→ Items from an interface collection
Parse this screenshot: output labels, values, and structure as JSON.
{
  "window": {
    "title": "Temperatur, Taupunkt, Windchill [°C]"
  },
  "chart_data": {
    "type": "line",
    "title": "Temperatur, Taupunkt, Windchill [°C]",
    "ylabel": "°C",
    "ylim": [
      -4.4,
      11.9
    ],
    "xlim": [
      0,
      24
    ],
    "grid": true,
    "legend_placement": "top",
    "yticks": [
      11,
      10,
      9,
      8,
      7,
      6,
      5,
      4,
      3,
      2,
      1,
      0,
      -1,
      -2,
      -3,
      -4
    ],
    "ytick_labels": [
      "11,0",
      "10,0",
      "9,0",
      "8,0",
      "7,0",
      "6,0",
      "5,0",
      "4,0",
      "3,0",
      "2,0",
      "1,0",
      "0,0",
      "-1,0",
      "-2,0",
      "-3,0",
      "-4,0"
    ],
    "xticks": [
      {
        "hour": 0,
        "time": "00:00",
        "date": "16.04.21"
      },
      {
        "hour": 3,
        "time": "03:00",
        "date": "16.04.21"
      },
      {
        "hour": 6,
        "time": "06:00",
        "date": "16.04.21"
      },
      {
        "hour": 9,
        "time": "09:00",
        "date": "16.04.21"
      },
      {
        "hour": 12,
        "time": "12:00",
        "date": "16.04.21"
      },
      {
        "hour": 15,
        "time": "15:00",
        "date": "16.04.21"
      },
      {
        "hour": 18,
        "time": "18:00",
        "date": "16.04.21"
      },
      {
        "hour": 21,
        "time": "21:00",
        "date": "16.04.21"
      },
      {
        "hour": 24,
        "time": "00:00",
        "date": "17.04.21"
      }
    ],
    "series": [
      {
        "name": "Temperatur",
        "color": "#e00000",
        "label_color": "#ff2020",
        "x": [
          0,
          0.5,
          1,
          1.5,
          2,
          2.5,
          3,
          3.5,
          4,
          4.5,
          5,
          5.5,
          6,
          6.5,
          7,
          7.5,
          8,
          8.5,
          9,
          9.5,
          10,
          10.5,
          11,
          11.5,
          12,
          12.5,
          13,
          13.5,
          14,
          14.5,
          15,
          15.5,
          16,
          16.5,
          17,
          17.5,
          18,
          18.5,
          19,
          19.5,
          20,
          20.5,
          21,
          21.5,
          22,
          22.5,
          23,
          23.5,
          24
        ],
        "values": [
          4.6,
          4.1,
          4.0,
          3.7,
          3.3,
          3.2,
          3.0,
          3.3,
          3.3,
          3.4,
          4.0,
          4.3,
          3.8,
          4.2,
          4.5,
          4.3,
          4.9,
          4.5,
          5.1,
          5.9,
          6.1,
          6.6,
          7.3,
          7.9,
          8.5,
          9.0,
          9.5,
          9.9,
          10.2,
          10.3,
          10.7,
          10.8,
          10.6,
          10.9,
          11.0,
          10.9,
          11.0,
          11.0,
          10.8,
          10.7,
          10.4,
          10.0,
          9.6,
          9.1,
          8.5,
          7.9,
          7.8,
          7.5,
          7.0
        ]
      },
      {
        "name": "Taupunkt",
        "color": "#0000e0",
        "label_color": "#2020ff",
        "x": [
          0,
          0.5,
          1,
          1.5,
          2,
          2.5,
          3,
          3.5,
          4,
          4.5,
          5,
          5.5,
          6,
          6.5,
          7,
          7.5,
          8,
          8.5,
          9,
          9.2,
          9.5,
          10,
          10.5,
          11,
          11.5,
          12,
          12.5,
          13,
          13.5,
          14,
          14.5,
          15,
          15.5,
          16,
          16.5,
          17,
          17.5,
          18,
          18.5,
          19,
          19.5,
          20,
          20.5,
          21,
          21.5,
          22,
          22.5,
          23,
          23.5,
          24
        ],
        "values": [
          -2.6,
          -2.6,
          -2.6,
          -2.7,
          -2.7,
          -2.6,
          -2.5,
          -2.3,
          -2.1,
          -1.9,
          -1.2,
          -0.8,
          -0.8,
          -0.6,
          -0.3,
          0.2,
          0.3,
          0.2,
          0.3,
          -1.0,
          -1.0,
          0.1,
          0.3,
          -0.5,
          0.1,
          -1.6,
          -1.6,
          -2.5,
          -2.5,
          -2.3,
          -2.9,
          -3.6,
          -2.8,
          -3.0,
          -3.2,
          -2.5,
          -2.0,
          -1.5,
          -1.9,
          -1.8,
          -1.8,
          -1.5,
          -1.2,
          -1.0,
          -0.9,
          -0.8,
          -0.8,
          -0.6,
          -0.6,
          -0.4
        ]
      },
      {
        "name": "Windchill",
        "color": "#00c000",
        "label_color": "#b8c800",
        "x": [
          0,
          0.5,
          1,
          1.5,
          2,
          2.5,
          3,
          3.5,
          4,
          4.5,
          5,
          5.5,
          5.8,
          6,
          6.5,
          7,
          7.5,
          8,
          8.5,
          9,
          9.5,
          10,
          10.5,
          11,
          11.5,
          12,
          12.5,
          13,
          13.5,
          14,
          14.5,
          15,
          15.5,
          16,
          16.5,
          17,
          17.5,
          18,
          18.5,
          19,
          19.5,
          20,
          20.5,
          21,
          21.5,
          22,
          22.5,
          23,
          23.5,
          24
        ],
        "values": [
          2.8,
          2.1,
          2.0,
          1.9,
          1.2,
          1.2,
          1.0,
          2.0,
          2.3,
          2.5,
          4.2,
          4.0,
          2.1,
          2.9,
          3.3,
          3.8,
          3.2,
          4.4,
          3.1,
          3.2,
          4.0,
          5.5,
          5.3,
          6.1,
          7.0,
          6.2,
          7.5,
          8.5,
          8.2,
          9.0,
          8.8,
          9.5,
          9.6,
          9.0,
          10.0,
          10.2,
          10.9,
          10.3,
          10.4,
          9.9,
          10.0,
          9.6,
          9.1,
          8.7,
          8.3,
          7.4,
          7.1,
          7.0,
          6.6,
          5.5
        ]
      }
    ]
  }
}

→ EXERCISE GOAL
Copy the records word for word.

→ SOLUTION TO THE EXERCISE
Parse this screenshot: output labels, values, and structure as JSON.
{
  "window": {
    "title": "Temperatur, Taupunkt, Windchill [°C]"
  },
  "chart_data": {
    "type": "line",
    "title": "Temperatur, Taupunkt, Windchill [°C]",
    "ylabel": "°C",
    "ylim": [
      -4.4,
      11.9
    ],
    "xlim": [
      0,
      24
    ],
    "grid": true,
    "legend_placement": "top",
    "yticks": [
      11,
      10,
      9,
      8,
      7,
      6,
      5,
      4,
      3,
      2,
      1,
      0,
      -1,
      -2,
      -3,
      -4
    ],
    "ytick_labels": [
      "11,0",
      "10,0",
      "9,0",
      "8,0",
      "7,0",
      "6,0",
      "5,0",
      "4,0",
      "3,0",
      "2,0",
      "1,0",
      "0,0",
      "-1,0",
      "-2,0",
      "-3,0",
      "-4,0"
    ],
    "xticks": [
      {
        "hour": 0,
        "time": "00:00",
        "date": "16.04.21"
      },
      {
        "hour": 3,
        "time": "03:00",
        "date": "16.04.21"
      },
      {
        "hour": 6,
        "time": "06:00",
        "date": "16.04.21"
      },
      {
        "hour": 9,
        "time": "09:00",
        "date": "16.04.21"
      },
      {
        "hour": 12,
        "time": "12:00",
        "date": "16.04.21"
      },
      {
        "hour": 15,
        "time": "15:00",
        "date": "16.04.21"
      },
      {
        "hour": 18,
        "time": "18:00",
        "date": "16.04.21"
      },
      {
        "hour": 21,
        "time": "21:00",
        "date": "16.04.21"
      },
      {
        "hour": 24,
        "time": "00:00",
        "date": "17.04.21"
      }
    ],
    "series": [
      {
        "name": "Temperatur",
        "color": "#e00000",
        "label_color": "#ff2020",
        "x": [
          0,
          0.5,
          1,
          1.5,
          2,
          2.5,
          3,
          3.5,
          4,
          4.5,
          5,
          5.5,
          6,
          6.5,
          7,
          7.5,
          8,
          8.5,
          9,
          9.5,
          10,
          10.5,
          11,
          11.5,
          12,
          12.5,
          13,
          13.5,
          14,
          14.5,
          15,
          15.5,
          16,
          16.5,
          17,
          17.5,
          18,
          18.5,
          19,
          19.5,
          20,
          20.5,
          21,
          21.5,
          22,
          22.5,
          23,
          23.5,
          24
        ],
        "values": [
          4.6,
          4.1,
          4.0,
          3.7,
          3.3,
          3.2,
          3.0,
          3.3,
          3.3,
          3.4,
          4.0,
          4.3,
          3.8,
          4.2,
          4.5,
          4.3,
          4.9,
          4.5,
          5.1,
          5.9,
          6.1,
          6.6,
          7.3,
          7.9,
          8.5,
          9.0,
          9.5,
          9.9,
          10.2,
          10.3,
          10.7,
          10.8,
          10.6,
          10.9,
          11.0,
          10.9,
          11.0,
          11.0,
          10.8,
          10.7,
          10.4,
          10.0,
          9.6,
          9.1,
          8.5,
          7.9,
          7.8,
          7.5,
          7.0
        ]
      },
      {
        "name": "Taupunkt",
        "color": "#0000e0",
        "label_color": "#2020ff",
        "x": [
          0,
          0.5,
          1,
          1.5,
          2,
          2.5,
          3,
          3.5,
          4,
          4.5,
          5,
          5.5,
          6,
          6.5,
          7,
          7.5,
          8,
          8.5,
          9,
          9.2,
          9.5,
          10,
          10.5,
          11,
          11.5,
          12,
          12.5,
          13,
          13.5,
          14,
          14.5,
          15,
          15.5,
          16,
          16.5,
          17,
          17.5,
          18,
          18.5,
          19,
          19.5,
          20,
          20.5,
          21,
          21.5,
          22,
          22.5,
          23,
          23.5,
          24
        ],
        "values": [
          -2.6,
          -2.6,
          -2.6,
          -2.7,
          -2.7,
          -2.6,
          -2.5,
          -2.3,
          -2.1,
          -1.9,
          -1.2,
          -0.8,
          -0.8,
          -0.6,
          -0.3,
          0.2,
          0.3,
          0.2,
          0.3,
          -1.0,
          -1.0,
          0.1,
          0.3,
          -0.5,
          0.1,
          -1.6,
          -1.6,
          -2.5,
          -2.5,
          -2.3,
          -2.9,
          -3.6,
          -2.8,
          -3.0,
          -3.2,
          -2.5,
          -2.0,
          -1.5,
          -1.9,
          -1.8,
          -1.8,
          -1.5,
          -1.2,
          -1.0,
          -0.9,
          -0.8,
          -0.8,
          -0.6,
          -0.6,
          -0.4
        ]
      },
      {
        "name": "Windchill",
        "color": "#00c000",
        "label_color": "#b8c800",
        "x": [
          0,
          0.5,
          1,
          1.5,
          2,
          2.5,
          3,
          3.5,
          4,
          4.5,
          5,
          5.5,
          5.8,
          6,
          6.5,
          7,
          7.5,
          8,
          8.5,
          9,
          9.5,
          10,
          10.5,
          11,
          11.5,
          12,
          12.5,
          13,
          13.5,
          14,
          14.5,
          15,
          15.5,
          16,
          16.5,
          17,
          17.5,
          18,
          18.5,
          19,
          19.5,
          20,
          20.5,
          21,
          21.5,
          22,
          22.5,
          23,
          23.5,
          24
        ],
        "values": [
          2.8,
          2.1,
          2.0,
          1.9,
          1.2,
          1.2,
          1.0,
          2.0,
          2.3,
          2.5,
          4.2,
          4.0,
          2.1,
          2.9,
          3.3,
          3.8,
          3.2,
          4.4,
          3.1,
          3.2,
          4.0,
          5.5,
          5.3,
          6.1,
          7.0,
          6.2,
          7.5,
          8.5,
          8.2,
          9.0,
          8.8,
          9.5,
          9.6,
          9.0,
          10.0,
          10.2,
          10.9,
          10.3,
          10.4,
          9.9,
          10.0,
          9.6,
          9.1,
          8.7,
          8.3,
          7.4,
          7.1,
          7.0,
          6.6,
          5.5
        ]
      }
    ]
  }
}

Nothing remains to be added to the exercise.